Tuesday, October 6, 2009

GURPS, Accounting, and Traveller

I'm learning Financial Accounting right now, and I've come to learn interesting concepts. Particularly how to compromise the GURPS concepts of wealth, debt, liabilities and actual real world accounting.

Lets start with trying to make character assets more complicated, realistic and greater in value.

According to the Basic Set, 80% of you're starting wealth is you Assets. Now this is the layman term for assets, and there are some problems using this term. First off, is that Assets is equal to Liabilities and Equity. Since a default character doesn't have any liabilities (aka debt) then one can assume those Assets are composed of (Owner's) Equity.

Here is a homebrew rule for GURPS:

1- Characters Starting Wealth is equal to Owner's Equity.

2- Since characters can take debt (which I'd like to call amortization) beyond their income (which actually in the rules, p26) of their annual income we can actually allow for the separation of entities (personal and business).
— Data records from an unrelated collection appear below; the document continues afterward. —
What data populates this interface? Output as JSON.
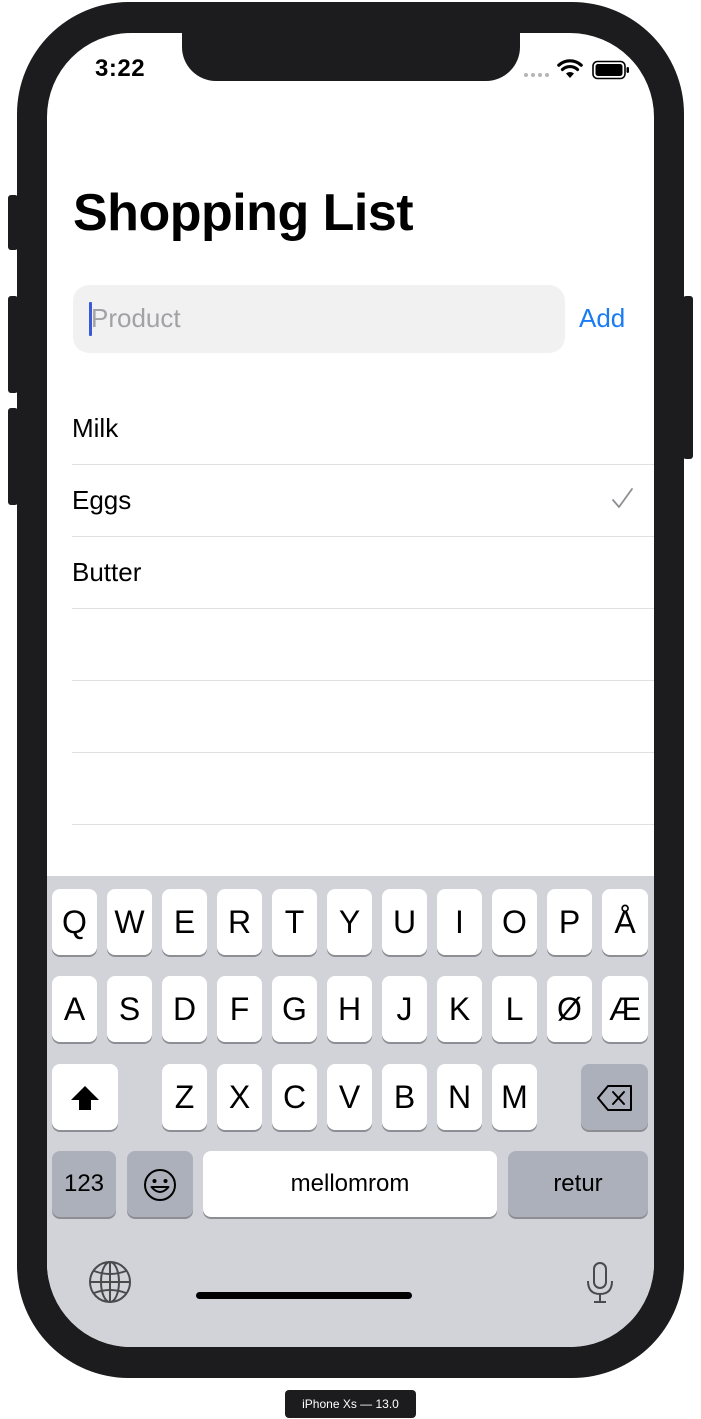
{
  "status_bar": {
    "time": "3:22"
  },
  "page": {
    "title": "Shopping List"
  },
  "input": {
    "placeholder": "Product",
    "value": ""
  },
  "actions": {
    "add_label": "Add"
  },
  "list": {
    "items": [
      {
        "label": "Milk",
        "checked": false
      },
      {
        "label": "Eggs",
        "checked": true
      },
      {
        "label": "Butter",
        "checked": false
      },
      {
        "label": "",
        "checked": false
      },
      {
        "label": "",
        "checked": false
      },
      {
        "label": "",
        "checked": false
      }
    ]
  },
  "keyboard": {
    "row1": [
      "Q",
      "W",
      "E",
      "R",
      "T",
      "Y",
      "U",
      "I",
      "O",
      "P",
      "Å"
    ],
    "row2": [
      "A",
      "S",
      "D",
      "F",
      "G",
      "H",
      "J",
      "K",
      "L",
      "Ø",
      "Æ"
    ],
    "row3": [
      "Z",
      "X",
      "C",
      "V",
      "B",
      "N",
      "M"
    ],
    "numbers_label": "123",
    "space_label": "mellomrom",
    "return_label": "retur",
    "icons": {
      "shift": "shift-icon",
      "delete": "backspace-icon",
      "emoji": "emoji-icon",
      "globe": "globe-icon",
      "mic": "microphone-icon"
    }
  },
  "device": {
    "label": "iPhone Xs — 13.0"
  },
  "colors": {
    "accent": "#1a7cf5",
    "caret": "#3a5bd9",
    "keyboard_bg": "#d1d3d9"
  }
}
in TL10, A starship captain owner has a -20cp debt and used it to raise their wealth level to Filthy Rich ($10,000 x 100 = $1,000,000 a month). If this was a 10 year amortization, we can speculate the liability be around $120,000,000. Since Liabilities are part of assets, technically the character has $120,000,000 worth of assets but have $4,000,000 plus the initial money the bank gave of $40,000,000 equity stake in the starship business. A total of $164,000,000 of Assets at TL10 Filthy Rich (Which is normally at $4M).
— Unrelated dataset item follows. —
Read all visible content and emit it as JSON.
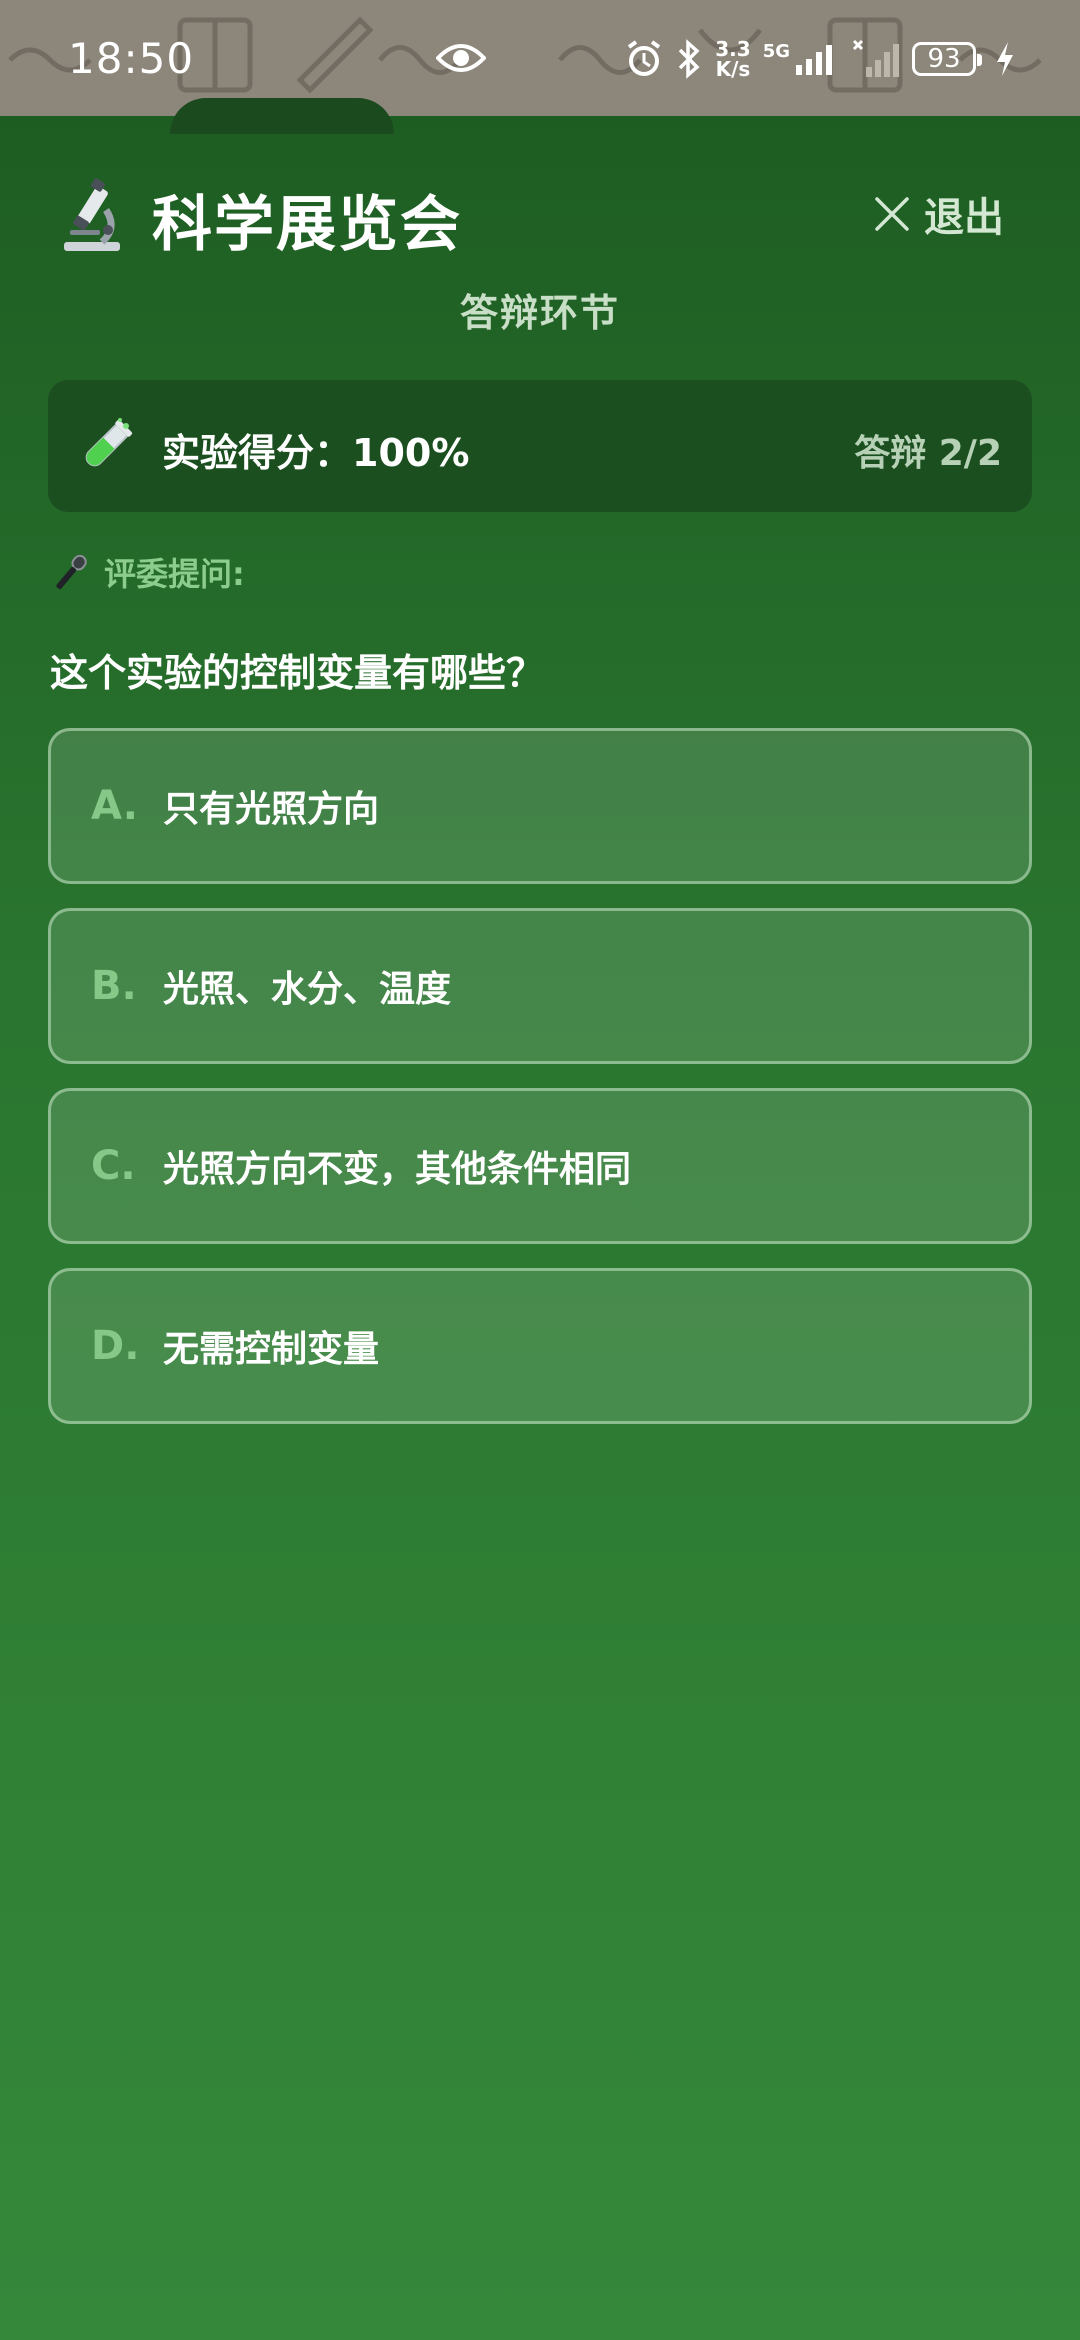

On a side note, one can speculate that Ships have a special Asset property in calculation. Since they are highly valued sources of opportunity, their depreciation and liquidity would make for a special case for entrepreneurial loans.

Question: If the Captain earns $560,000 but is Liable for $1M how is he able to pay this?

Answer: Separation of Entities, the captain's personal accounts and the business's accounts, allow for the Business's profits to be separate from the Captain's Profits.

A gamer must understand that Accounting is play of semantics the way a rules lawyer can debate the finer points of the rules. The business is “predominantly” owned by the filthy rich captain BUT it still has liabilities to its creditors, who don't own it,but can sue to own it if the captain fails in his dues.

So it is the Business which the Captain Owns, which shall be paying the $1,000,000 a month debt.

Sample Opportunities:

After all the paper work, the Captain and his business partners (who should trust the captains leadership, thats why they got into the business) have to make roughly (guestimate) $2.2M a month to make their 400dton armed crude merchantman and 5 variable-role fighters and crew profitable.

Because of the economies and scale, and the cost of para-military services (not necessarily mercenary work). Along with the potential profits successful and very high risk enterprises the Party can price their services around $2.5M (arbitrary-like in many aspects of business actually, the extra is for the potential risk).

This doesn't have to be a hard cash value. It can be a line of credit, Rights over Spoils, trade-able assets, etc. Its up to the GM and more so for the Player's ingenuity to make their own opportunities.

Example 2.

What if I take a modern TL8 character and apply Accounting concepts and simple banking concepts with his finances.

$2,100 a month (Developed world middle class, or Developing world's Wealthy Class)

$600 Cost of Living

$1400 Amortization (-7cp Debt)

This leaves about $100 a month. More if the character skimps enough to bring down his cost of living (moving into an apartment). .

$16,000 + $54,200 (loan capital from the bank) Equity

$168,000 (10 year loan, at 12% interest) non Current Liability

If the Character was an entrepreneur, he could have spent the $54,200 on capital that will potentially earn him more money over time that will (with compound interests of small successes) be far greater than the debt.

Now the adventure is How will This TL8 Character entrepreneur? What skills will he get (or need), what networking resources: allies, contacts,etc. What opportunities in that day's current event's news can be converted into a gamble situation with all the complexities and challenges the real world can throw unhinged.

Question: What is the difference between this Character and A character who chooses not to take a Loan?

Answer: Opportunity. The character with more “assets” has more opportunities to work.

Time and Accumulation has its place in wealth generation, as a passive strategy. They don't take advantage of Opportunities that occur in life or actively pursue the creation of opportunities.

Gamers as wanna-be adventures should be able to see how the risks their Player Characters take translate to their own real lives. Liabilities are voluntarily assigned risks, in much the same way a Gamer Chooses to make his hero cross dangerous territory to rescue or recover a valuable asset.

In this circumstance the Gamer is able to take his game to a whole new level of Munchkinism as he is both attempting to understand risks, his own appetite for risk, and how he makes decisions.

Sample Opportunities.

A character purchases an property to develop, a small business or an active stake on a much larger business, funds a risky but potentially profitable expedition, etc.

No comments: